**Records for the task:**

##############################

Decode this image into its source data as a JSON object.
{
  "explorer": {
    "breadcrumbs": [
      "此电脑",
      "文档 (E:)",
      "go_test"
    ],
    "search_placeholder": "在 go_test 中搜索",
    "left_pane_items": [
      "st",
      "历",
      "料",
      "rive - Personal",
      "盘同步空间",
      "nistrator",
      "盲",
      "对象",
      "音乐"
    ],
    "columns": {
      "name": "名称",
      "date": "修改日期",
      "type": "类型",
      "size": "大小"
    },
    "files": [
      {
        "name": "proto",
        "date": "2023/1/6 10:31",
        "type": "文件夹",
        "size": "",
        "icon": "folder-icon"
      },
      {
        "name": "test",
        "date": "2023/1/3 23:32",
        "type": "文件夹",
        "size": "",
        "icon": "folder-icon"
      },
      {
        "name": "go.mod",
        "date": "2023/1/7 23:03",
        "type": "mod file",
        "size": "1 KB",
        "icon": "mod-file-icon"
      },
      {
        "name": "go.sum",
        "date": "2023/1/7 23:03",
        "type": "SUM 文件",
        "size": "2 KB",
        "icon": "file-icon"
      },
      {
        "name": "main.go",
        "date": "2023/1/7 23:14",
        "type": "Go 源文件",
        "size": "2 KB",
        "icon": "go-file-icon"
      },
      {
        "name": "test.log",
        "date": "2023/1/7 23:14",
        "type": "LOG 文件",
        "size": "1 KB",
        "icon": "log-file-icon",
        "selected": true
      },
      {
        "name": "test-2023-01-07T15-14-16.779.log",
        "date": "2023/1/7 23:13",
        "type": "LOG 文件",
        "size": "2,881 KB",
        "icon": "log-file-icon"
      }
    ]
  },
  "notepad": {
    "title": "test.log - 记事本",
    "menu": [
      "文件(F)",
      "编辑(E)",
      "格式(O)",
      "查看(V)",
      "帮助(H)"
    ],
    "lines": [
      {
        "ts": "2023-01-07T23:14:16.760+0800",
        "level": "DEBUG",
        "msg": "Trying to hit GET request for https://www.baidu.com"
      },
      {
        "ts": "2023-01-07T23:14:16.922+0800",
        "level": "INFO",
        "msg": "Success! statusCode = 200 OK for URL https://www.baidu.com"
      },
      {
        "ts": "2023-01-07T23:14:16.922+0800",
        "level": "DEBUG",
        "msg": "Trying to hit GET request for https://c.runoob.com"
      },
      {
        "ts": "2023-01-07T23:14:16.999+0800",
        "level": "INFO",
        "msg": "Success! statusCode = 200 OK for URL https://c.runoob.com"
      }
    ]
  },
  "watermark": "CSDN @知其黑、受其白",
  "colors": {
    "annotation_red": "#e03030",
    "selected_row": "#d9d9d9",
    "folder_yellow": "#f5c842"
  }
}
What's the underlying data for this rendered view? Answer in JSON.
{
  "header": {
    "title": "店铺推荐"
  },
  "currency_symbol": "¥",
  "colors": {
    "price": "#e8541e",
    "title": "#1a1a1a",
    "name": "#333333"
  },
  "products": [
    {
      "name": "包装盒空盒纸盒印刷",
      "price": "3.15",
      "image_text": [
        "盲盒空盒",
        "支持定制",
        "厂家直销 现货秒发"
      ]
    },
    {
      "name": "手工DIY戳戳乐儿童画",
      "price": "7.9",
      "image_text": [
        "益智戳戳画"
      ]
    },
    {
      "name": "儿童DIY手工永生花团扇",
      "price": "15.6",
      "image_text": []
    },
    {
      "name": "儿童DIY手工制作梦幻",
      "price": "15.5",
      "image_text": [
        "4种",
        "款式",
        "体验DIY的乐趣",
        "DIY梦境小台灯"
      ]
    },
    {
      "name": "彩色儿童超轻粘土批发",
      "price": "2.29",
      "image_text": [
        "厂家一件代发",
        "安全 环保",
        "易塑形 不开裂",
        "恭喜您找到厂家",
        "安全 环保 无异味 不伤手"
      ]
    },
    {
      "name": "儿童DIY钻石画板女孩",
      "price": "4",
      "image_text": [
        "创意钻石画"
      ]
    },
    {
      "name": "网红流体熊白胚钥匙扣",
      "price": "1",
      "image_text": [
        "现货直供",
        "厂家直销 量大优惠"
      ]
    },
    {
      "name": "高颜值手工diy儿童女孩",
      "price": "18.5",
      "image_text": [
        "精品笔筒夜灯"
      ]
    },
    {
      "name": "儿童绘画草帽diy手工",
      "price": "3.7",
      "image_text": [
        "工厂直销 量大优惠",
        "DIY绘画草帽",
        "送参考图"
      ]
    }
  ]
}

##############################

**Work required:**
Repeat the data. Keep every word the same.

**The completed task:**
Decode this image into its source data as a JSON object.
{
  "explorer": {
    "breadcrumbs": [
      "此电脑",
      "文档 (E:)",
      "go_test"
    ],
    "search_placeholder": "在 go_test 中搜索",
    "left_pane_items": [
      "st",
      "历",
      "料",
      "rive - Personal",
      "盘同步空间",
      "nistrator",
      "盲",
      "对象",
      "音乐"
    ],
    "columns": {
      "name": "名称",
      "date": "修改日期",
      "type": "类型",
      "size": "大小"
    },
    "files": [
      {
        "name": "proto",
        "date": "2023/1/6 10:31",
        "type": "文件夹",
        "size": "",
        "icon": "folder-icon"
      },
      {
        "name": "test",
        "date": "2023/1/3 23:32",
        "type": "文件夹",
        "size": "",
        "icon": "folder-icon"
      },
      {
        "name": "go.mod",
        "date": "2023/1/7 23:03",
        "type": "mod file",
        "size": "1 KB",
        "icon": "mod-file-icon"
      },
      {
        "name": "go.sum",
        "date": "2023/1/7 23:03",
        "type": "SUM 文件",
        "size": "2 KB",
        "icon": "file-icon"
      },
      {
        "name": "main.go",
        "date": "2023/1/7 23:14",
        "type": "Go 源文件",
        "size": "2 KB",
        "icon": "go-file-icon"
      },
      {
        "name": "test.log",
        "date": "2023/1/7 23:14",
        "type": "LOG 文件",
        "size": "1 KB",
        "icon": "log-file-icon",
        "selected": true
      },
      {
        "name": "test-2023-01-07T15-14-16.779.log",
        "date": "2023/1/7 23:13",
        "type": "LOG 文件",
        "size": "2,881 KB",
        "icon": "log-file-icon"
      }
    ]
  },
  "notepad": {
    "title": "test.log - 记事本",
    "menu": [
      "文件(F)",
      "编辑(E)",
      "格式(O)",
      "查看(V)",
      "帮助(H)"
    ],
    "lines": [
      {
        "ts": "2023-01-07T23:14:16.760+0800",
        "level": "DEBUG",
        "msg": "Trying to hit GET request for https://www.baidu.com"
      },
      {
        "ts": "2023-01-07T23:14:16.922+0800",
        "level": "INFO",
        "msg": "Success! statusCode = 200 OK for URL https://www.baidu.com"
      },
      {
        "ts": "2023-01-07T23:14:16.922+0800",
        "level": "DEBUG",
        "msg": "Trying to hit GET request for https://c.runoob.com"
      },
      {
        "ts": "2023-01-07T23:14:16.999+0800",
        "level": "INFO",
        "msg": "Success! statusCode = 200 OK for URL https://c.runoob.com"
      }
    ]
  },
  "watermark": "CSDN @知其黑、受其白",
  "colors": {
    "annotation_red": "#e03030",
    "selected_row": "#d9d9d9",
    "folder_yellow": "#f5c842"
  }
}
What's the underlying data for this rendered view? Answer in JSON.
{
  "header": {
    "title": "店铺推荐"
  },
  "currency_symbol": "¥",
  "colors": {
    "price": "#e8541e",
    "title": "#1a1a1a",
    "name": "#333333"
  },
  "products": [
    {
      "name": "包装盒空盒纸盒印刷",
      "price": "3.15",
      "image_text": [
        "盲盒空盒",
        "支持定制",
        "厂家直销 现货秒发"
      ]
    },
    {
      "name": "手工DIY戳戳乐儿童画",
      "price": "7.9",
      "image_text": [
        "益智戳戳画"
      ]
    },
    {
      "name": "儿童DIY手工永生花团扇",
      "price": "15.6",
      "image_text": []
    },
    {
      "name": "儿童DIY手工制作梦幻",
      "price": "15.5",
      "image_text": [
        "4种",
        "款式",
        "体验DIY的乐趣",
        "DIY梦境小台灯"
      ]
    },
    {
      "name": "彩色儿童超轻粘土批发",
      "price": "2.29",
      "image_text": [
        "厂家一件代发",
        "安全 环保",
        "易塑形 不开裂",
        "恭喜您找到厂家",
        "安全 环保 无异味 不伤手"
      ]
    },
    {
      "name": "儿童DIY钻石画板女孩",
      "price": "4",
      "image_text": [
        "创意钻石画"
      ]
    },
    {
      "name": "网红流体熊白胚钥匙扣",
      "price": "1",
      "image_text": [
        "现货直供",
        "厂家直销 量大优惠"
      ]
    },
    {
      "name": "高颜值手工diy儿童女孩",
      "price": "18.5",
      "image_text": [
        "精品笔筒夜灯"
      ]
    },
    {
      "name": "儿童绘画草帽diy手工",
      "price": "3.7",
      "image_text": [
        "工厂直销 量大优惠",
        "DIY绘画草帽",
        "送参考图"
      ]
    }
  ]
}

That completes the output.